DTI features for improving clinical and SPECT imaging features | Parkinson’s disease prediction
Previous studies have shown a correlation between diffusion tensor imaging (DTI) features and motor outcomes in Parkinson’s disease (PD) patients. Our study investigates the effect of DTI …
Previous studies have shown a correlation between diffusion tensor imaging (DTI) features and motor outcomes in Parkinson’s disease (PD) patients. Our study investigates the effect of DTI features on outcome prediction using hybrid machine learning systems (HMLSs).
From the Parkinson's Progressive Marker Initiative dataset (years 0 and 4), we selected 129 PD subjects and investigated 100 features derived from baseline (year 0). Three categories of features were identified:
1) non-imaging (NI), including Movement Disorder Society's Unified Parkinson's Disease Rating Scale (MDS-UPDRS) measures and task/exam performances.
2) SPECT-based features assessing putamen and caudate concentrations (and their combinations).
3) DTI-based features, consisting of 3 eigenvalues and fractional anisotropy from left and right rostral, middle, and caudal areas of the substantia nigra.
Using all possible combinations of the three categories, we created seven datasets. Our study used two types of HMLSs: 1) four feature selection algorithms (FSAs), followed by prediction algorithms. 2) five feature extraction algorithms (FEAs), both followed by prediction algorithms. Seven regression-based prediction algorithms were studied individually without DRAs (i.e., no FSAs or FEAs). In the training set, 15% of the training data was used to tune the ML hyperparameters of the predictor algorithms, which underwent fivefold cross-validation. Evaluation of predictive performance was done using Mean Absolute Error (MAE).
Using FSAs and FEAs, the most significant features and attributes were derived from the datasets to reduce overfitting and improve prediction. The smallest MAE was obtained using the HMLS: LASSO (least absolute shrinkage and selection operator) + MLP_BP (Multilayer Perceptron-Back Propagation) method with DAT+NI features after putting the optimized combinations from these DRAs into multiple regressors. Based on the DTI+DAT+NI dataset, the smallest MAE was achieved using HMLS: LassoGLM (least absolute shrinkage and selection operator for generalized linear models) + linear as well as logistic regression. All HMLSs with FEAs achieved the best MAE score of ~11 across all datasets. HMLS with the lowest MAE received a DTI+DAT+NI dataset with no DRAs and took the LOLIMOT regression algorithm to calculate MAE. A comparison of datasets where DTI was included and excluded found no enhancement in MAE.

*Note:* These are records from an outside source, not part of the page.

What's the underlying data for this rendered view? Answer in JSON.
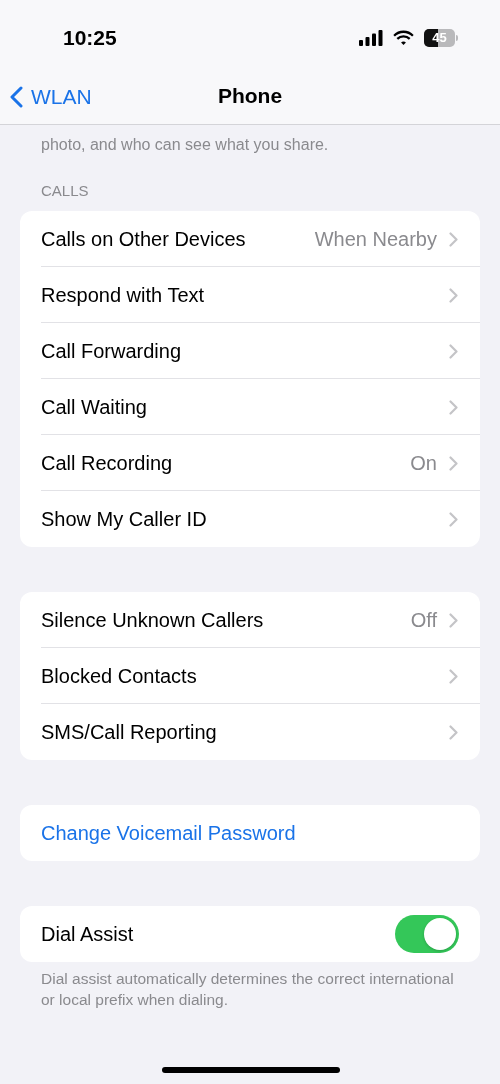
{
  "status_bar": {
    "time": "10:25",
    "battery": "45"
  },
  "nav": {
    "back": "WLAN",
    "title": "Phone"
  },
  "intro": "photo, and who can see what you share.",
  "sections": [
    {
      "header": "CALLS",
      "rows": [
        {
          "kind": "link",
          "label": "Calls on Other Devices",
          "value": "When Nearby"
        },
        {
          "kind": "link",
          "label": "Respond with Text"
        },
        {
          "kind": "link",
          "label": "Call Forwarding"
        },
        {
          "kind": "link",
          "label": "Call Waiting"
        },
        {
          "kind": "link",
          "label": "Call Recording",
          "value": "On"
        },
        {
          "kind": "link",
          "label": "Show My Caller ID"
        }
      ]
    },
    {
      "rows": [
        {
          "kind": "link",
          "label": "Silence Unknown Callers",
          "value": "Off"
        },
        {
          "kind": "link",
          "label": "Blocked Contacts"
        },
        {
          "kind": "link",
          "label": "SMS/Call Reporting"
        }
      ]
    },
    {
      "rows": [
        {
          "kind": "action",
          "label": "Change Voicemail Password"
        }
      ]
    },
    {
      "rows": [
        {
          "kind": "toggle",
          "label": "Dial Assist",
          "on": true
        }
      ],
      "footer": "Dial assist automatically determines the correct international or local prefix when dialing."
    }
  ]
}
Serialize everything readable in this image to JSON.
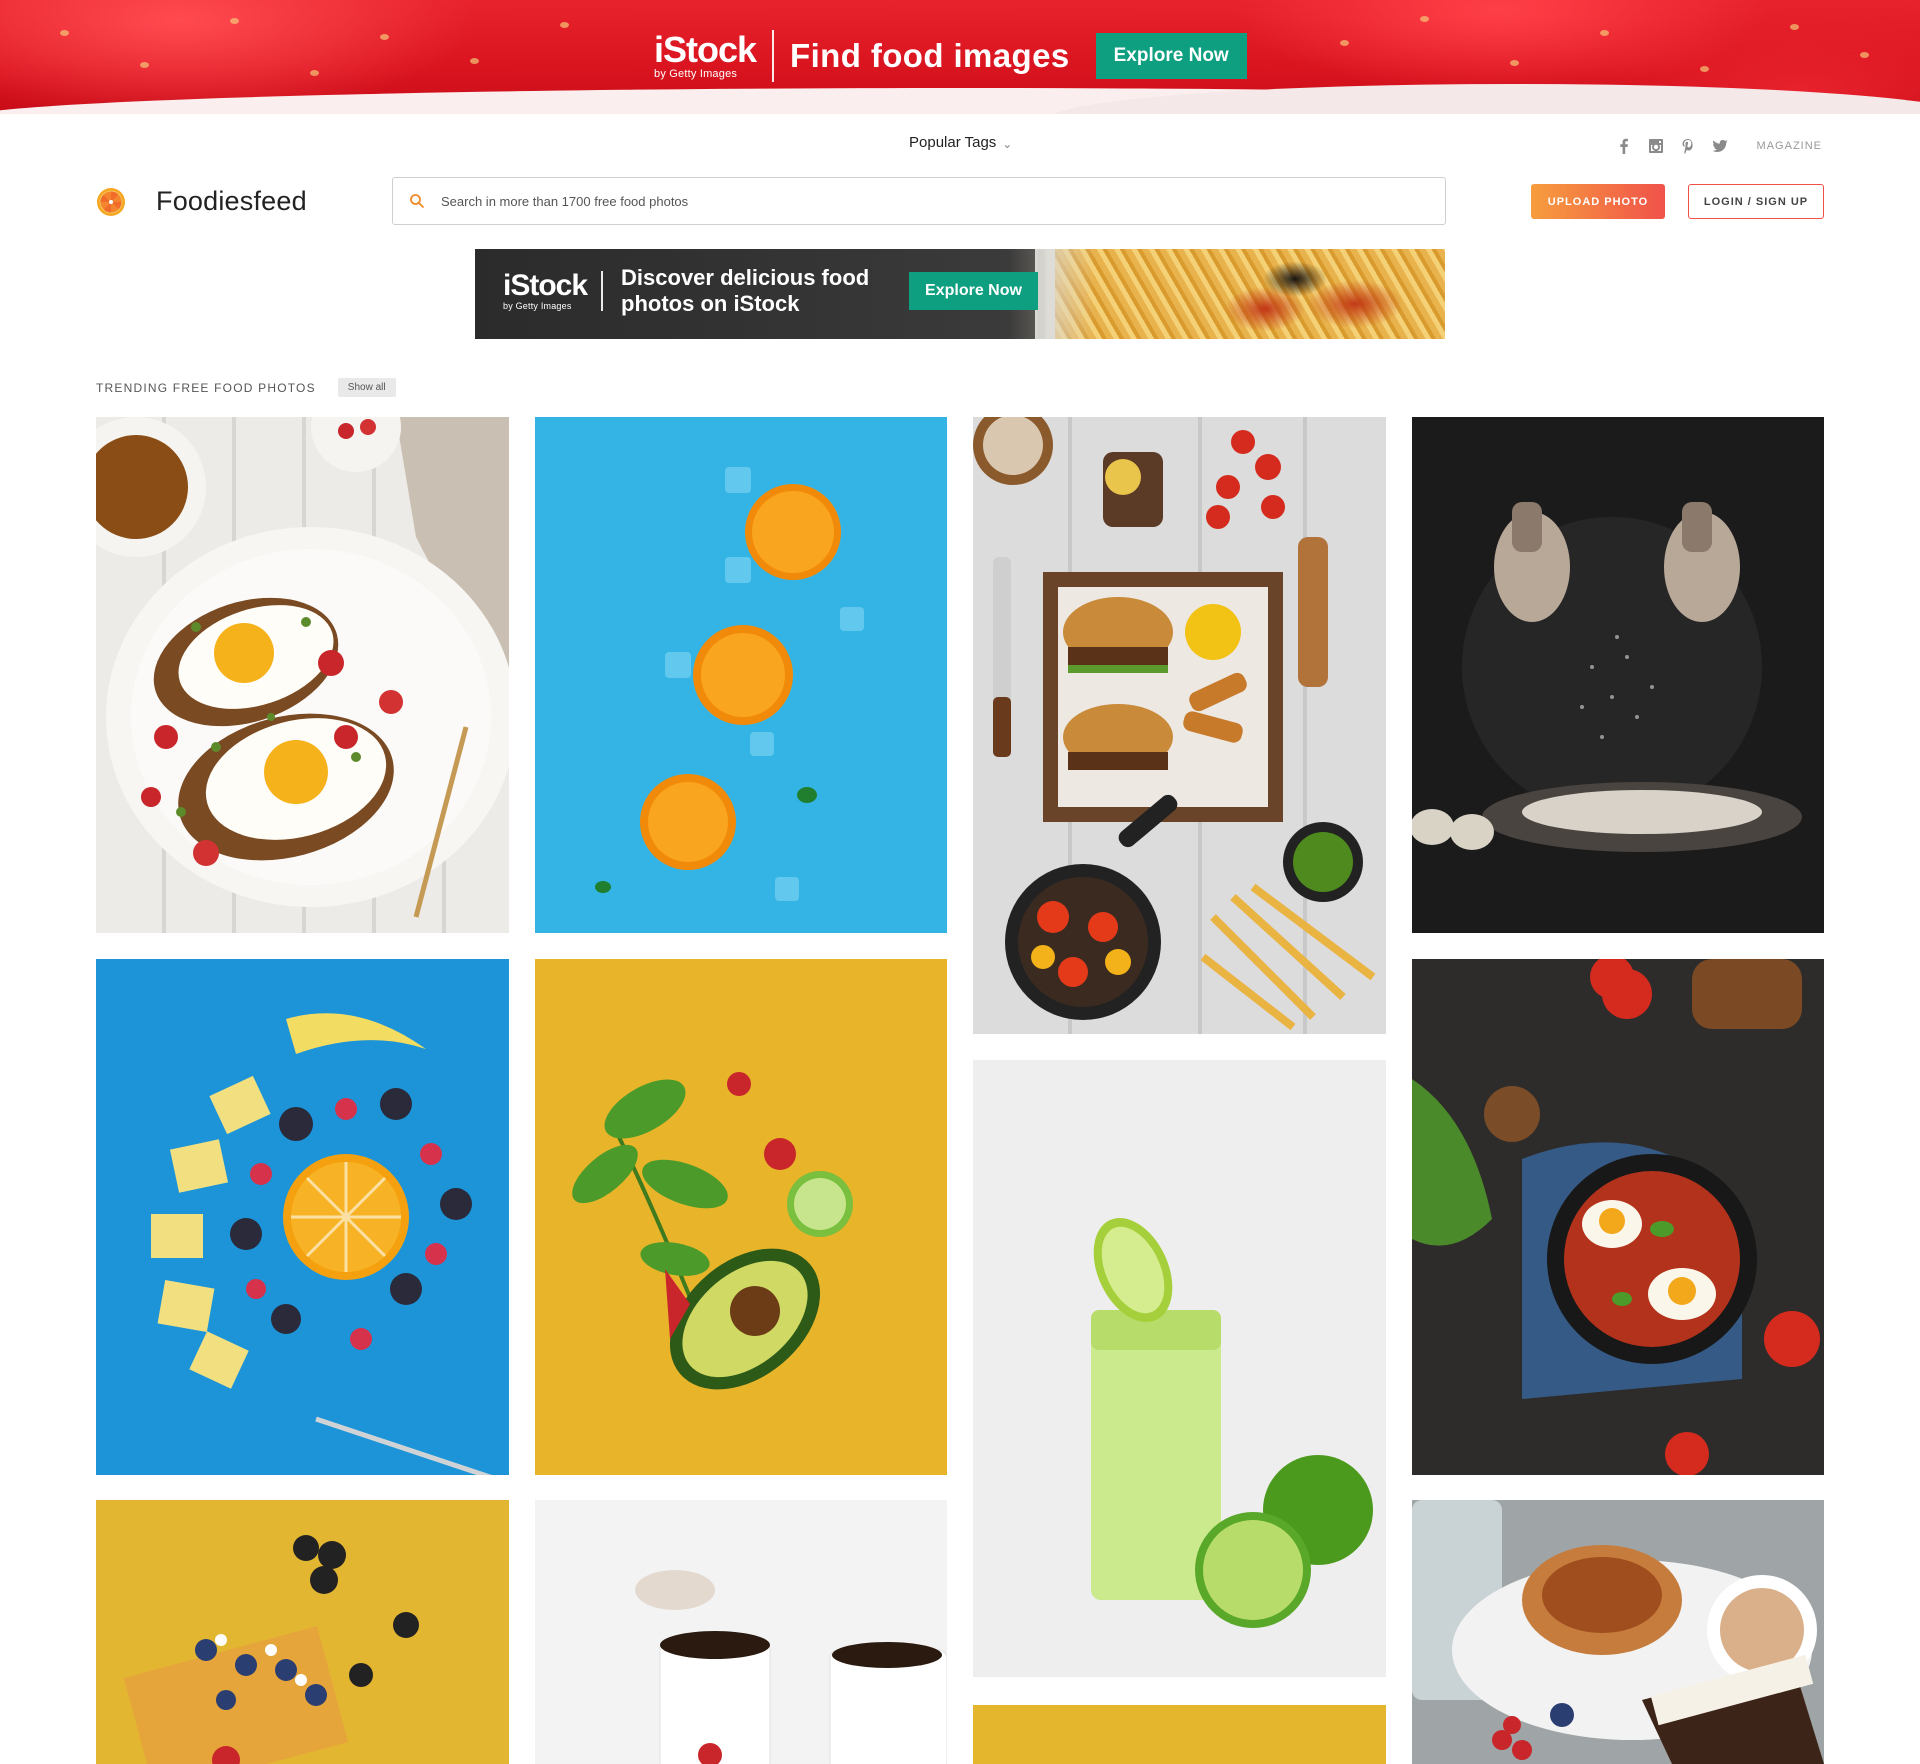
{
  "top_ad": {
    "brand": "iStock",
    "brand_sub": "by Getty Images",
    "headline": "Find food images",
    "cta": "Explore Now"
  },
  "header": {
    "popular_tags": "Popular Tags",
    "social_icons": [
      "facebook-icon",
      "instagram-icon",
      "pinterest-icon",
      "twitter-icon"
    ],
    "magazine": "MAGAZINE",
    "logo_text": "Foodiesfeed",
    "search_placeholder": "Search in more than 1700 free food photos",
    "upload_label": "UPLOAD PHOTO",
    "login_label": "LOGIN / SIGN UP"
  },
  "secondary_ad": {
    "brand": "iStock",
    "brand_sub": "by Getty Images",
    "headline": "Discover delicious food photos on iStock",
    "cta": "Explore Now"
  },
  "trending": {
    "title": "TRENDING FREE FOOD PHOTOS",
    "show_all": "Show all"
  },
  "colors": {
    "accent_green": "#0d9f7f",
    "upload_gradient_start": "#f79d3e",
    "upload_gradient_end": "#f0524a",
    "banner_red": "#d9141f"
  }
}
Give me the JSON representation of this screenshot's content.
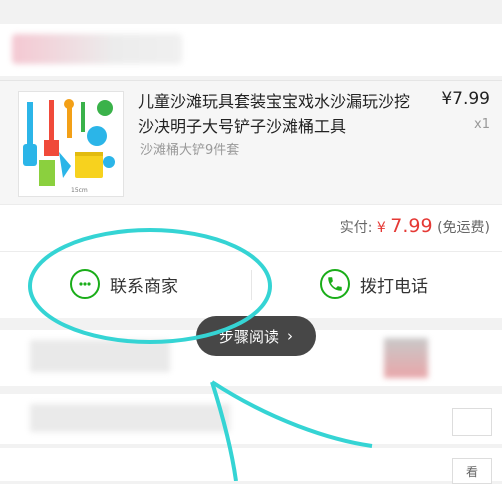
{
  "product": {
    "title": "儿童沙滩玩具套装宝宝戏水沙漏玩沙挖沙决明子大号铲子沙滩桶工具",
    "price": "¥7.99",
    "qty": "x1",
    "spec": "沙滩桶大铲9件套"
  },
  "payment": {
    "label": "实付:",
    "currency": "¥",
    "amount": "7.99",
    "note": "(免运费)"
  },
  "actions": {
    "contact_merchant": "联系商家",
    "call_phone": "拨打电话"
  },
  "toast": {
    "text": "步骤阅读",
    "chevron": "›"
  },
  "lower": {
    "view_button": "看"
  },
  "colors": {
    "accent_green": "#1aad19",
    "price_red": "#e53935",
    "annotation_cyan": "#35d4d4"
  }
}
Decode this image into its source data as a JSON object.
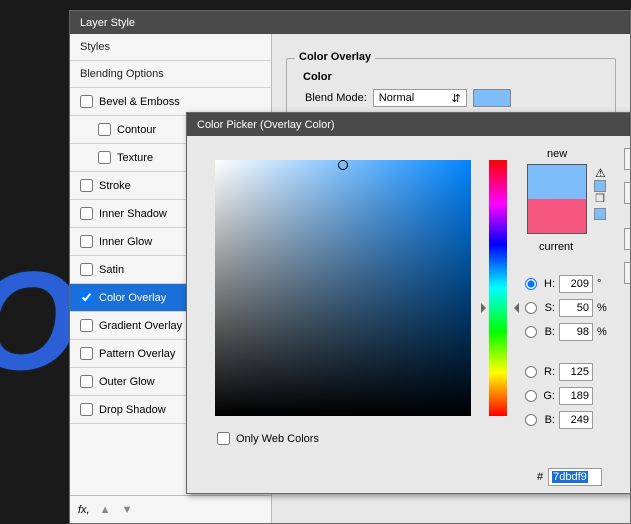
{
  "bg_text": "O",
  "layer_style": {
    "title": "Layer Style",
    "styles": [
      {
        "label": "Styles",
        "type": "header"
      },
      {
        "label": "Blending Options",
        "type": "header"
      },
      {
        "label": "Bevel & Emboss",
        "checked": false
      },
      {
        "label": "Contour",
        "checked": false,
        "indent": true
      },
      {
        "label": "Texture",
        "checked": false,
        "indent": true
      },
      {
        "label": "Stroke",
        "checked": false
      },
      {
        "label": "Inner Shadow",
        "checked": false
      },
      {
        "label": "Inner Glow",
        "checked": false
      },
      {
        "label": "Satin",
        "checked": false
      },
      {
        "label": "Color Overlay",
        "checked": true,
        "selected": true
      },
      {
        "label": "Gradient Overlay",
        "checked": false
      },
      {
        "label": "Pattern Overlay",
        "checked": false
      },
      {
        "label": "Outer Glow",
        "checked": false
      },
      {
        "label": "Drop Shadow",
        "checked": false
      }
    ],
    "fx_label": "fx,",
    "right_panel": {
      "group_title": "Color Overlay",
      "sub_title": "Color",
      "blend_mode_label": "Blend Mode:",
      "blend_mode_value": "Normal",
      "swatch_color": "#7dbdf9"
    }
  },
  "color_picker": {
    "title": "Color Picker (Overlay Color)",
    "new_label": "new",
    "current_label": "current",
    "new_color": "#7dbdf9",
    "current_color": "#f4567e",
    "only_web_label": "Only Web Colors",
    "only_web_checked": false,
    "warn_icon": "⚠",
    "cube_icon": "❒",
    "tiny_swatch1": "#7dbdf9",
    "tiny_swatch2": "#7dbdf9",
    "hsb": {
      "H": {
        "value": "209",
        "unit": "°",
        "selected": true
      },
      "S": {
        "value": "50",
        "unit": "%",
        "selected": false
      },
      "B": {
        "value": "98",
        "unit": "%",
        "selected": false
      }
    },
    "rgb": {
      "R": {
        "value": "125",
        "selected": false
      },
      "G": {
        "value": "189",
        "selected": false
      },
      "B": {
        "value": "249",
        "selected": false
      }
    },
    "hex_label": "#",
    "hex_value": "7dbdf9"
  }
}
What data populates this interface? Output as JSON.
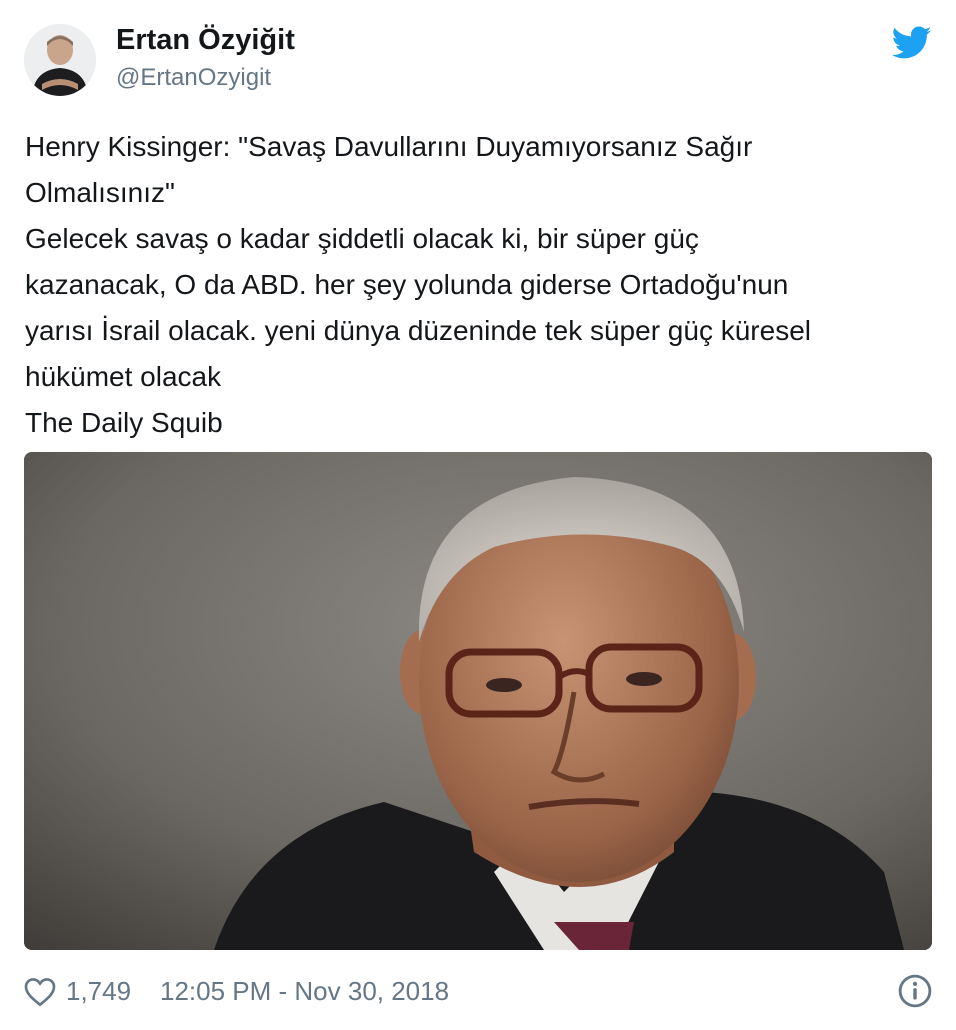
{
  "author": {
    "display_name": "Ertan Özyiğit",
    "handle": "@ErtanOzyigit",
    "avatar_icon": "user-avatar"
  },
  "brand": {
    "logo_icon": "twitter-bird-icon",
    "accent_color": "#1da1f2"
  },
  "tweet": {
    "lines": [
      "Henry Kissinger: \"Savaş Davullarını Duyamıyorsanız Sağır",
      "Olmalısınız\"",
      "Gelecek savaş o kadar şiddetli olacak ki, bir süper güç",
      "kazanacak, O da ABD. her şey yolunda giderse Ortadoğu'nun",
      "yarısı İsrail olacak. yeni dünya düzeninde tek süper güç küresel",
      "hükümet olacak",
      "The Daily Squib"
    ]
  },
  "footer": {
    "like_icon": "heart-icon",
    "like_count": "1,749",
    "timestamp": "12:05 PM - Nov 30, 2018",
    "info_icon": "info-icon"
  }
}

Despite the statistical evidence that those DTI features are correlated with motor outcomes in year 0, our study suggests that they do not add any value to motor score prediction (MDS-UPDRS III) in year 4, aside from non-imaging and DAT SPECT features. Further, even using a DTI, even when employing optimal HMLSs and multiple datasets in year 0, we could not achieve a performance comparable to our previous research resulting in an MAE of -4. In the future, extensive radionics features will be applied for further analysis.
Paper source: https://jnm.snmjournals.org/content/62/supplement_1/1414